Leveraging Identities: Building Loyalty
July 25, 2012,
Jane is a mom, a daughter, a sister, a wife, a nurse, an avid runner and enjoys creating scrapbooks and reading. John, a student, also is a vegetarian, a son, an environmental activist and a guy who loves riding motorcycles, boating and hiking.
The fictional Janet and John, like all of us, have multiple identities. We don’t just fulfill one role but rather, we are a composite of the many roles in our lives. Now, research by SIU Carbondale faculty member Cheryl Burke Jarvis and colleagues reveals that companies can cater to many of those identities in order to build strong relationships with people.
Jarvis, along with Paul W. Fombelle from Northeastern University and James Ward and Lonnie Ostrom from Arizona State University, studied the concept of identity synergy and how, if an organization can help you fulfill multiple identity roles, it affects your loyalty to that organization. Typically, loyalty manifests itself as customers purchase products to a company as well as through resistance to advertising campaigns from competitors.
The Journal of Academy of Marketing Science posted online the research paper by Jarvis and colleagues, “Leveraging customers’ multiple identities: identity synergy as a driver of organizational identification.” The journal plans to include the paper in its July print edition. Jarvis said this a premier marketing journal, within the top five in the field and the second largest marketing strategy journal.
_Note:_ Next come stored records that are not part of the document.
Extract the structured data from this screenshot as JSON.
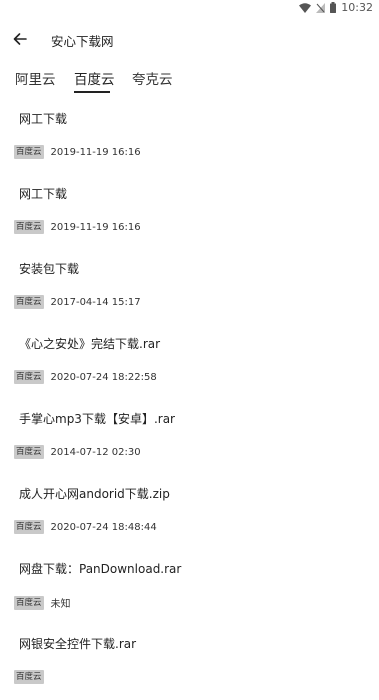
{
  "status_bar": {
    "time": "10:32"
  },
  "header": {
    "title": "安心下载网"
  },
  "tabs": [
    {
      "label": "阿里云"
    },
    {
      "label": "百度云"
    },
    {
      "label": "夸克云"
    }
  ],
  "active_tab_index": 1,
  "items": [
    {
      "title": "网工下载",
      "source": "百度云",
      "time": "2019-11-19 16:16"
    },
    {
      "title": "网工下载",
      "source": "百度云",
      "time": "2019-11-19 16:16"
    },
    {
      "title": "安装包下载",
      "source": "百度云",
      "time": "2017-04-14 15:17"
    },
    {
      "title": "《心之安处》完结下载.rar",
      "source": "百度云",
      "time": "2020-07-24 18:22:58"
    },
    {
      "title": "手掌心mp3下载【安卓】.rar",
      "source": "百度云",
      "time": "2014-07-12 02:30"
    },
    {
      "title": "成人开心网andorid下载.zip",
      "source": "百度云",
      "time": "2020-07-24 18:48:44"
    },
    {
      "title": "网盘下载：PanDownload.rar",
      "source": "百度云",
      "time": "未知"
    },
    {
      "title": "网银安全控件下载.rar",
      "source": "百度云",
      "time": ""
    }
  ]
}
Jarvis, an associate professor of marketing in the College of Business, said research has long indicated the importance of having people identify with organizations because that strong connection typically correlates into loyalty in the form of support or purchases from an organization. But, there has long been a belief among marketing experts and psychologists that the various roles and identities people embody actually pull them in different directions, resulting in stress.
However, this new research is the first to demonstrate that marketers can leverage customer’s multiple societal roles to build and reinforce the relationship between the customer and the company, Jarvis said.
“Our research shows that if an organization can help you fulfill a number of your most valued roles, you identify more strongly with and are more loyal to that organization. For the organization, that typically means you are loyal to them, their product or their service,” said Jarvis.
Some 2,800 surveys completed by patrons of the Phoenix Zoo, coupled with patron interviews, served as the basis for the study. The researchers asked patrons about their various roles and how they juggle their responsibilities and identities. The poll also queried respondents about what evokes positive feelings and loyalty toward the zoo.
Patrons identified themselves as environmentalists, parents, community supporters, friends of animals and more. Jarvis said a substantial number even cited a religious connection, saying they feel close to God and nature when they visit the zoo. By determining what roles people fill and finding ways to cater to and integrate a number of those roles, the zoo, and other entities as well, can encourage people to feel a strong connection to them, Jarvis said.
Likewise, encouraging peer identification is also beneficial, the research found. If the zoo creates more opportunities for customers to interact with others who share their roles, it cements a positive connection to not only one another but also to the zoo.
This explains why things like car or motorcycle organizations are so popular, she said. Through magazines, special events, online forums and more, manufacturers connect people with similar interests. Likewise, businesses cater to multiple roles in various ways, such as allowing pet owners to bring their animals to say, a hardware store, thus feeding their identities as pet lovers, homeowners and do-it-yourselfers. Another example is a popular furniture store that offers a snack bar and provides a free play area for children. The more of these connections that exist and the stronger they are for each customer within his or her various life roles, the more loyal the customer is, Jarvis said research shows.
“The more customers identify with a company, the more they feel they are a part of the company and relate to it, the more loyal they tend to be and that is a positive outcome for the company. Our research indicates that by finding ways to bond with people in their various roles, companies can alleviate role stress in their customers, build confidence and actually help customers integrate the multiple identities while inspiring loyalty,” Jarvis said.
For businesses and companies, the implication is obvious. Find out about your customers and provide them with opportunities to live their various roles through their connection with the company in order to help them fulfill the obligations of their multiple identities and to create a bond that benefits the company as well.
From the customer standpoint, Jarvis said the research encourages people to look for companies that are finding ways to help them fulfill their various roles, even simultaneously, as this reduces role conflict tension.
“If an organization can help you fulfill your important identities, it reduces stress and builds your self-confidence,” Jarvis said.
Jarvis has conducted extensive research in the area of identity theory and plans additional work, involving students and faculty at SIU Carbondale and other institutions of higher learning. While too early to discuss in detail, one new project involves investigating the role of customer identification with a firm in terms of service failure and recovery and how consumption decisions help customers build their social identity.